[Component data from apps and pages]
* * *
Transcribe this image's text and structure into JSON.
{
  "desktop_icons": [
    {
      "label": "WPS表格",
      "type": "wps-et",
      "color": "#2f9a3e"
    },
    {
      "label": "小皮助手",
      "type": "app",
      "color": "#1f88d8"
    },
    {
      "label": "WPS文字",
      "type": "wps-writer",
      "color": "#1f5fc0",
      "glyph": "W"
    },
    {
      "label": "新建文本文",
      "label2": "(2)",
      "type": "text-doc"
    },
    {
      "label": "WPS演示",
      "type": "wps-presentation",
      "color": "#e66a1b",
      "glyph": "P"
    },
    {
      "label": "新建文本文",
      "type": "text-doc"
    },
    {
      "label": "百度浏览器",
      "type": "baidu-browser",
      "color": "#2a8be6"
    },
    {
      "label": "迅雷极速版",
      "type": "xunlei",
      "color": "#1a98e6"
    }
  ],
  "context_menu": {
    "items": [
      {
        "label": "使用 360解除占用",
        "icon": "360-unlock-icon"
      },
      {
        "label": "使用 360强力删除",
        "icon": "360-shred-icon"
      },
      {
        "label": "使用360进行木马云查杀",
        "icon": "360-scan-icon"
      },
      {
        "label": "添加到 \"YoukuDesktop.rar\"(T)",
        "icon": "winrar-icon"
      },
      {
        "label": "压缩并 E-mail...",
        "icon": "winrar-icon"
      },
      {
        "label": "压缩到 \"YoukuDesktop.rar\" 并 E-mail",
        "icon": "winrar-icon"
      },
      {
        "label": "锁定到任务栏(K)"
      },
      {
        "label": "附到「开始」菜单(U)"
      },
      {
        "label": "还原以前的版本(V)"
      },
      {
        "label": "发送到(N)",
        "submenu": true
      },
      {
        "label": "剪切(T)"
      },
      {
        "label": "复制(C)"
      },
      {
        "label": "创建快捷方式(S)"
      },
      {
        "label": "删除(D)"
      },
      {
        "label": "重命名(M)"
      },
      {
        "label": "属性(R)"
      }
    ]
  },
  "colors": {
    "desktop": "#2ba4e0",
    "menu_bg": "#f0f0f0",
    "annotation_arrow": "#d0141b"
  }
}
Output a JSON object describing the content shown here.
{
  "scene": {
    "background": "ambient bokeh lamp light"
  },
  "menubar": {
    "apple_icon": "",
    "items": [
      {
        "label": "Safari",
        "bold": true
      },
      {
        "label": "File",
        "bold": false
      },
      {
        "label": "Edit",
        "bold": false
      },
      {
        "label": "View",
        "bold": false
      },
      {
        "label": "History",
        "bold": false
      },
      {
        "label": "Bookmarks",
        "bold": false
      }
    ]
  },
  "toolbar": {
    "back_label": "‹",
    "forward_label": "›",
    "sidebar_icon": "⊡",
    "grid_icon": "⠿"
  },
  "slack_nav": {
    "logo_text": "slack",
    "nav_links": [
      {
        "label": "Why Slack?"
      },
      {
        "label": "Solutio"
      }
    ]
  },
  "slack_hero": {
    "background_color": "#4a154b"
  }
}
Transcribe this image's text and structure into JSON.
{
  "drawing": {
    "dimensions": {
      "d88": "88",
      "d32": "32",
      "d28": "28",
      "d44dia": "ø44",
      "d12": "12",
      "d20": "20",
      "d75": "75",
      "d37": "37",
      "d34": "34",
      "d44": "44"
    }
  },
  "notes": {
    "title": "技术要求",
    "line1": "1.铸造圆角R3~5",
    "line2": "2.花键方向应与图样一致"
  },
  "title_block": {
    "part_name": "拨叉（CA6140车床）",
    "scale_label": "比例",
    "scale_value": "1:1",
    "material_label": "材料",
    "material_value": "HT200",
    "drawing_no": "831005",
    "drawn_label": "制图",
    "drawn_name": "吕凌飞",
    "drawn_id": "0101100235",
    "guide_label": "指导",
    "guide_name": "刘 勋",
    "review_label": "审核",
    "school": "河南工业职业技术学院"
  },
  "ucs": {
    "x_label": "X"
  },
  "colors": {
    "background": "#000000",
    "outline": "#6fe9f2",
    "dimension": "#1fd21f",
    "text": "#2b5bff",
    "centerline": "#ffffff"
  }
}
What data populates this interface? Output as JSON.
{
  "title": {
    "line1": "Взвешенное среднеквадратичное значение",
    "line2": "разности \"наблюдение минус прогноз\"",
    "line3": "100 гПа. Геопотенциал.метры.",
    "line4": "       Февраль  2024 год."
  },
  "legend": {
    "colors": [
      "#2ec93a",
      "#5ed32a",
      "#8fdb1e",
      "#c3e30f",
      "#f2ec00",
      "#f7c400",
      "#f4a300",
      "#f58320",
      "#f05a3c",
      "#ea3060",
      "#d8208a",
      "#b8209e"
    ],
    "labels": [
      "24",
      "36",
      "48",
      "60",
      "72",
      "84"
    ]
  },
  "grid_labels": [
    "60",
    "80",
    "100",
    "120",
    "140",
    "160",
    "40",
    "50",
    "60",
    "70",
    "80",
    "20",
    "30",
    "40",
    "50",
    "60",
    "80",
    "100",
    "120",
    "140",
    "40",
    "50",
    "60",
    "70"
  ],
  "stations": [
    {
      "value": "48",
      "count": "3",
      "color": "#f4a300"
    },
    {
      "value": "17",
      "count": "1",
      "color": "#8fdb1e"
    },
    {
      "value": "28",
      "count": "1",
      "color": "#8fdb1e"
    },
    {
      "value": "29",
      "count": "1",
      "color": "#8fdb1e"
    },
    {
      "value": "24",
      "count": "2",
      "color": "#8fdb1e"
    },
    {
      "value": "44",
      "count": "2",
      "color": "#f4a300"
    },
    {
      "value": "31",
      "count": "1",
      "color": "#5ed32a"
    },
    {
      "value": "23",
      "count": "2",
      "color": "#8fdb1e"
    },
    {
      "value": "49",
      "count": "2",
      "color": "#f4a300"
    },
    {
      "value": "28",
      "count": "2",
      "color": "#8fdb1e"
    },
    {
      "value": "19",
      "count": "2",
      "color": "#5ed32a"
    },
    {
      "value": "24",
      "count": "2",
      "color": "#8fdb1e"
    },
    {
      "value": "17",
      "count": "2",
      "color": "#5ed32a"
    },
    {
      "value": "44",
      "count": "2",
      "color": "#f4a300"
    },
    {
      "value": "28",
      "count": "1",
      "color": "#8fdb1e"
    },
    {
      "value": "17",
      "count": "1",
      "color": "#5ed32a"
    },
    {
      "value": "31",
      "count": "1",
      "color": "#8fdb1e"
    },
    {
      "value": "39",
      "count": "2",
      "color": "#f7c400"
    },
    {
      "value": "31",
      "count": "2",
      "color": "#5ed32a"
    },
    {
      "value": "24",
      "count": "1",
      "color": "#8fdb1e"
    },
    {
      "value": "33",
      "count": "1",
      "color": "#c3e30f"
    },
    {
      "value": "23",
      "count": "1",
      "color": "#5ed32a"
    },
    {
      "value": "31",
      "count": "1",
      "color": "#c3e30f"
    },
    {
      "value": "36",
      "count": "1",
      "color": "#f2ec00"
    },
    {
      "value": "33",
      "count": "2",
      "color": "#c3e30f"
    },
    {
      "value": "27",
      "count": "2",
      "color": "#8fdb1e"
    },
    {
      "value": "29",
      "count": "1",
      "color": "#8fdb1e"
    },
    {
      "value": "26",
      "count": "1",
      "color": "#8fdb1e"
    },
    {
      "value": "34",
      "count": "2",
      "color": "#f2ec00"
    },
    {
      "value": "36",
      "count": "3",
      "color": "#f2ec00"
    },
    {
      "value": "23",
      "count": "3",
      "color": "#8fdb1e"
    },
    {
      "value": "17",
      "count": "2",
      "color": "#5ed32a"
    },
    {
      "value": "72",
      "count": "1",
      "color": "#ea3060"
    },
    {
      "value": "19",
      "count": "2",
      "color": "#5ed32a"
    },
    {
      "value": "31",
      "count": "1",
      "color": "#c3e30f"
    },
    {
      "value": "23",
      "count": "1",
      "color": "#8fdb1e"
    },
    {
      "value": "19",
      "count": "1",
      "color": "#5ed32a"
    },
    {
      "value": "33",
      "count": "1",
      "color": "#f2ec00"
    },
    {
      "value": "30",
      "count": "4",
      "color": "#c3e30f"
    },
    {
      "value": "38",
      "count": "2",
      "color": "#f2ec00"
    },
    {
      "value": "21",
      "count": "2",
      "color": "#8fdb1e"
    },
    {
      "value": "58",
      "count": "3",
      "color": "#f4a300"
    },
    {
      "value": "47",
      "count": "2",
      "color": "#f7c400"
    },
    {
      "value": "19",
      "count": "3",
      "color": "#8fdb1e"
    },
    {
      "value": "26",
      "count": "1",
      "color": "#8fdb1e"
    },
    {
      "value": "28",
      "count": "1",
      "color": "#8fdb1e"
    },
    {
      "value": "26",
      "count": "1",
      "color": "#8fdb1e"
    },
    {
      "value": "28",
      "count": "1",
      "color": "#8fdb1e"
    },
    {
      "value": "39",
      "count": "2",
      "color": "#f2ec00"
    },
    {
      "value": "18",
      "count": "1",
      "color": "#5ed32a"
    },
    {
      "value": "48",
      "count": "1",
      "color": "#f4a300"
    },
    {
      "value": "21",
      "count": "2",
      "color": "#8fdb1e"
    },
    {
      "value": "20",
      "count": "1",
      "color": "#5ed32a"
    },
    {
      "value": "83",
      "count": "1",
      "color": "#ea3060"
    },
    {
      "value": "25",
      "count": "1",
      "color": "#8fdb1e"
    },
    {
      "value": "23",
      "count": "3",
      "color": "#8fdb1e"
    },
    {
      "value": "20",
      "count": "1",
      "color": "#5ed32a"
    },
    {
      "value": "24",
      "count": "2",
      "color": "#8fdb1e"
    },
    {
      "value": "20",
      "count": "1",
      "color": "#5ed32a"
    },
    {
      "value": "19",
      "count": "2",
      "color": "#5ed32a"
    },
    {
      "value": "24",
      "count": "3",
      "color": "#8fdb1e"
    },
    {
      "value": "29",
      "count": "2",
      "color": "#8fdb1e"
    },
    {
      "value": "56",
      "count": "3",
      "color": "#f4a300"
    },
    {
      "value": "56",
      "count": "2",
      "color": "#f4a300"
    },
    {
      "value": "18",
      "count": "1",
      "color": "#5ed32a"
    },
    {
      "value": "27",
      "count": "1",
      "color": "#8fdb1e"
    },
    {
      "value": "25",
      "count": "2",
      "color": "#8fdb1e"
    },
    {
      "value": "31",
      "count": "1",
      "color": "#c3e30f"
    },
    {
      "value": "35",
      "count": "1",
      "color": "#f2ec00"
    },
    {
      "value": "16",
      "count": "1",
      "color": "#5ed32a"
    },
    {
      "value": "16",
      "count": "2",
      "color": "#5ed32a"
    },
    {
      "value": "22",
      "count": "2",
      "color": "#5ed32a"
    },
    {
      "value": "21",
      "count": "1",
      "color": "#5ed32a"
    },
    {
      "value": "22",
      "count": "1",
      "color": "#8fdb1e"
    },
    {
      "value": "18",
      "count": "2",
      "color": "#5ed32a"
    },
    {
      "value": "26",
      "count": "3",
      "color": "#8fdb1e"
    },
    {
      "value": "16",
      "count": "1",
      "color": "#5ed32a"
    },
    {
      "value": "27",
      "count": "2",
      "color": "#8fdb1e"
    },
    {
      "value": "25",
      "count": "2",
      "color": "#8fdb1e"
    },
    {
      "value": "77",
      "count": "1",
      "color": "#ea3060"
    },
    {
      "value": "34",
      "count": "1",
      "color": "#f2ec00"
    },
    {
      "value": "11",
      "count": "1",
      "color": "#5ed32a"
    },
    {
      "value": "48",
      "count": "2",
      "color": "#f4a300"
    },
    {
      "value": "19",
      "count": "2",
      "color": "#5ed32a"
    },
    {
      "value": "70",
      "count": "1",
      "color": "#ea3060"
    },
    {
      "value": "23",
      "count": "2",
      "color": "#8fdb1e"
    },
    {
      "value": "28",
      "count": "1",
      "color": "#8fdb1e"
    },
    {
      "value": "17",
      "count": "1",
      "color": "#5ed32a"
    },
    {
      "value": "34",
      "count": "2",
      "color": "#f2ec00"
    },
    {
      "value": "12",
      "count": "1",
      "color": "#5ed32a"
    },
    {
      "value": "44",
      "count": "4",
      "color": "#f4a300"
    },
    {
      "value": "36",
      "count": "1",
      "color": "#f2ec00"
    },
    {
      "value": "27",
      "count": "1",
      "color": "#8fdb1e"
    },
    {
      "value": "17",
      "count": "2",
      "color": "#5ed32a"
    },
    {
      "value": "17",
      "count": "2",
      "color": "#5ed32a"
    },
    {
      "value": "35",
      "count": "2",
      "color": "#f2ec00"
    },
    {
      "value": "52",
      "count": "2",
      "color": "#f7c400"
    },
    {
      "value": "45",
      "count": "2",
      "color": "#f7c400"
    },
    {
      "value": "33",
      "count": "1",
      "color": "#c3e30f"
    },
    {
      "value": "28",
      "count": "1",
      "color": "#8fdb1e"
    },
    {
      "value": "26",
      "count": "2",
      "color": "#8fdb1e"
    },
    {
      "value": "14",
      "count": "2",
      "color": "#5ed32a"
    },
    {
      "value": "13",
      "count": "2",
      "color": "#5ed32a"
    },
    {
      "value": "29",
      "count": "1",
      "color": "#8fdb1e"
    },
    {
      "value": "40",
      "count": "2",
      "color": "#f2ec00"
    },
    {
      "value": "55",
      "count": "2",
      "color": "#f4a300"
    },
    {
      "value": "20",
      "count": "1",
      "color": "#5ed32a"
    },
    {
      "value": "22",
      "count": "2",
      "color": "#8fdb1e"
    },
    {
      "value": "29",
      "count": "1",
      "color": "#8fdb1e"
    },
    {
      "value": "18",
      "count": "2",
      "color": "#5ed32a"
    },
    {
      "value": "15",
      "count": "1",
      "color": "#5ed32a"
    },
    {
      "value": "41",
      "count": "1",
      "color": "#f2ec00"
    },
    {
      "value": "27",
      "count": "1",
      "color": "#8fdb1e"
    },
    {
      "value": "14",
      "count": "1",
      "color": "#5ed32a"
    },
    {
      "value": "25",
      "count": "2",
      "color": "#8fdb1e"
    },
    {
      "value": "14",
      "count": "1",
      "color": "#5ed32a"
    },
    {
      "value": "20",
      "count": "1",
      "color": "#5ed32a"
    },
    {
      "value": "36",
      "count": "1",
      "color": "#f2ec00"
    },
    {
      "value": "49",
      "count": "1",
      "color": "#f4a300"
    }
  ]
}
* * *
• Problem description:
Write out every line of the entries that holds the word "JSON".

• Response to this task:
Transcribe this image's text and structure into JSON.
Output a JSON object describing the content shown here.
Transcribe this image's text and structure into JSON.
What data populates this interface? Output as JSON.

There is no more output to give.